# Newton-Mercator Series

## Contents

## Theorem

Let $\ln x$ be the natural logarithm function.

Then:

\(\displaystyle \ln \left({1 + x}\right)\) | \(=\) | \(\displaystyle x - \dfrac {x^2} 2 + \dfrac {x^3} 3 - \dfrac {x^4} 4 + \cdots\) | |||||||||||

\(\displaystyle \) | \(=\) | \(\displaystyle \sum_{n \mathop = 1}^\infty \frac {\left({-1}\right)^{n + 1} } n x^n\) |

The series converges to the natural logarithm (shifted by $1$) for $-1 < x \le 1$.

This is known as the **Newton-Mercator series**.

## Proof

From Sum of Infinite Geometric Progression, we know that:

- $\displaystyle \sum_{n \mathop = 0}^\infty x^n$ converges to $\dfrac 1 {1 - x}$

for $\left\vert{x}\right\vert <1$

which implies that:

- $\displaystyle \sum_{n \mathop = 0}^\infty (-1)^n x^n$ converges to $\dfrac 1 {1 + x}$

We also know from Definition:Natural Logarithm that:

- $\ln(x+1)=\displaystyle \int_0^x \frac {\mathrm dt} {1+t}$

Combining these facts, we get:

- $\ln(x+1)=\displaystyle \int_0^x \displaystyle \sum_{n \mathop = 0}^\infty (-1)^n t^n dt$

From Linear Combination of Integrals, we can rearrange this to

- $\displaystyle \sum_{n \mathop = 0}^\infty (-1)^n \displaystyle \int_0^x t^n dt$

Then, using Integral of Power:

- $\displaystyle \sum_{n \mathop = 0}^\infty \dfrac {(-1)^n} {n+1} x^{n+1} $

We can shift $n+1$ into $n$:

- $\displaystyle \sum_{n \mathop = 1}^\infty \dfrac {(-1)^{n-1}} {n} x^{n} $

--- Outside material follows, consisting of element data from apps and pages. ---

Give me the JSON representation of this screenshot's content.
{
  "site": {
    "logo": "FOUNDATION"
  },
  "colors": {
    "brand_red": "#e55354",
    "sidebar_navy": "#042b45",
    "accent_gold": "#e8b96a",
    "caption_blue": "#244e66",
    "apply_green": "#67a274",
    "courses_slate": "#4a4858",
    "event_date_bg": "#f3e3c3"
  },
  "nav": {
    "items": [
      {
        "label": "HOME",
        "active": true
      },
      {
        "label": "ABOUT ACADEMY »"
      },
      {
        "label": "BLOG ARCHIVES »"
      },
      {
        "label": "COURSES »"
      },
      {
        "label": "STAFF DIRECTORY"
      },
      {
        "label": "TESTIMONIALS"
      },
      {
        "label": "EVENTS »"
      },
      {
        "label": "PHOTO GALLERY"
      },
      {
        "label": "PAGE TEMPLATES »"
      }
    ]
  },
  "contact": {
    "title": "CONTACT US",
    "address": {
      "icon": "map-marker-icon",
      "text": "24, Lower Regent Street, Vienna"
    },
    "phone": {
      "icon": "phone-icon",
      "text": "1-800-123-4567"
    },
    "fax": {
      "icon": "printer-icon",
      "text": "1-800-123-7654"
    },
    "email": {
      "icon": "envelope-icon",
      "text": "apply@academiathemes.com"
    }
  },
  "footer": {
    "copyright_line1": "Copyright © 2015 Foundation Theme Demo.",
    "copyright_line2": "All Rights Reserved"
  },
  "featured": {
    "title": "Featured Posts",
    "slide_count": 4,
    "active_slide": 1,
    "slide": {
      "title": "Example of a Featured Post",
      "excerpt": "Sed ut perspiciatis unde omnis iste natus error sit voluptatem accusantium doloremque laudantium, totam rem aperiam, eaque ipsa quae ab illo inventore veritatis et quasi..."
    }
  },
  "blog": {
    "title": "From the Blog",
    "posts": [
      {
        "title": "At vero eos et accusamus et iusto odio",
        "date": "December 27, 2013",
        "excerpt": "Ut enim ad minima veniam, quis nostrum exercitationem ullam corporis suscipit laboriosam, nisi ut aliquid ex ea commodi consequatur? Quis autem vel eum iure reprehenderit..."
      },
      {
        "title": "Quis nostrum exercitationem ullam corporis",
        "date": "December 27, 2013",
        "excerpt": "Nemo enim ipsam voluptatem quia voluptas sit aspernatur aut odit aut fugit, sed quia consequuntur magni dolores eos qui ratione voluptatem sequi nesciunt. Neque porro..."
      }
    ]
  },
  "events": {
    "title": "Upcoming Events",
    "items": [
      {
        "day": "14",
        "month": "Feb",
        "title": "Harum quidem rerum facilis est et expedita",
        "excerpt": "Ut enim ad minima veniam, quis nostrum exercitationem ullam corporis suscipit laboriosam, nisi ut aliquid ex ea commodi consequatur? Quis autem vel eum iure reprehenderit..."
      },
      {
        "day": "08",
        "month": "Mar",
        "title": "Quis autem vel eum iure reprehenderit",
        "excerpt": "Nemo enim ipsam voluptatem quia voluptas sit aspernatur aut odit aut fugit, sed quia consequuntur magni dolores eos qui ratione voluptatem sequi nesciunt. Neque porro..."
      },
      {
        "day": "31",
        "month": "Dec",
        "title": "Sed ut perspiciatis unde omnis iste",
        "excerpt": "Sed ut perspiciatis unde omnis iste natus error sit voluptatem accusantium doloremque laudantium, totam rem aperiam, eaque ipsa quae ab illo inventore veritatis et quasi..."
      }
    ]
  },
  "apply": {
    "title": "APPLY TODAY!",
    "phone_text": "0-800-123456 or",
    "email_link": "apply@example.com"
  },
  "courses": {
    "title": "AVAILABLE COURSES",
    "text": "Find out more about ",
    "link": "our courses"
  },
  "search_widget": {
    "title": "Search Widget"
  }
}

This is equivalent to:

- $ \displaystyle \sum_{n \mathop = 1}^\infty \dfrac {(-1)^{n+1}} {n} x^{n} $

Finally, we check the bounds $x=1$ and $x=-1$.

For $x=-1$, we get:

- $\displaystyle \sum_{n \mathop = 1}^\infty \dfrac {(-1)^{n+1}} {n} (-1)^n$

$(-1)^{n+1}$ and $(-1)^n$ will always have different signs, which implies their product will be $-1$.

This means we get:

- $-\displaystyle \sum_{n \mathop = 1}^\infty \dfrac 1 n$

This is the harmonic series which we know to be divergent.

We then check $x=1$.

We get:

- $\displaystyle \sum_{n \mathop = 1}^\infty \dfrac {(-1)^{n+1}} {n} $

This is the alternating harmonic series which we know to be convergent.

Therefore, we can conclude that:

- $\ln(x+1)=\displaystyle \sum_{n \mathop = 1}^\infty \dfrac {(-1)^{n+1}} {n} x^{n}$ for $-1 < x \le 1$.

$\blacksquare$

## Examples

### Newton-Mercator Series: $\ln 2$

- $\ln 2 = 1 - \dfrac 1 2 + \dfrac 1 3 - \dfrac 1 4 + \dfrac 1 5 - \cdots$

## Also known as

The **Newton-Mercator series** is also known as the **Mercator series**.

## Source of Name

This entry was named for Isaac Newton and Nicholas Mercator.

## Historical Note

The **Newton-Mercator Series** was discovered independently by both Isaac Newton and Nicholas Mercator.

However, it was also independently discovered by Grégoire de Saint-Vincent.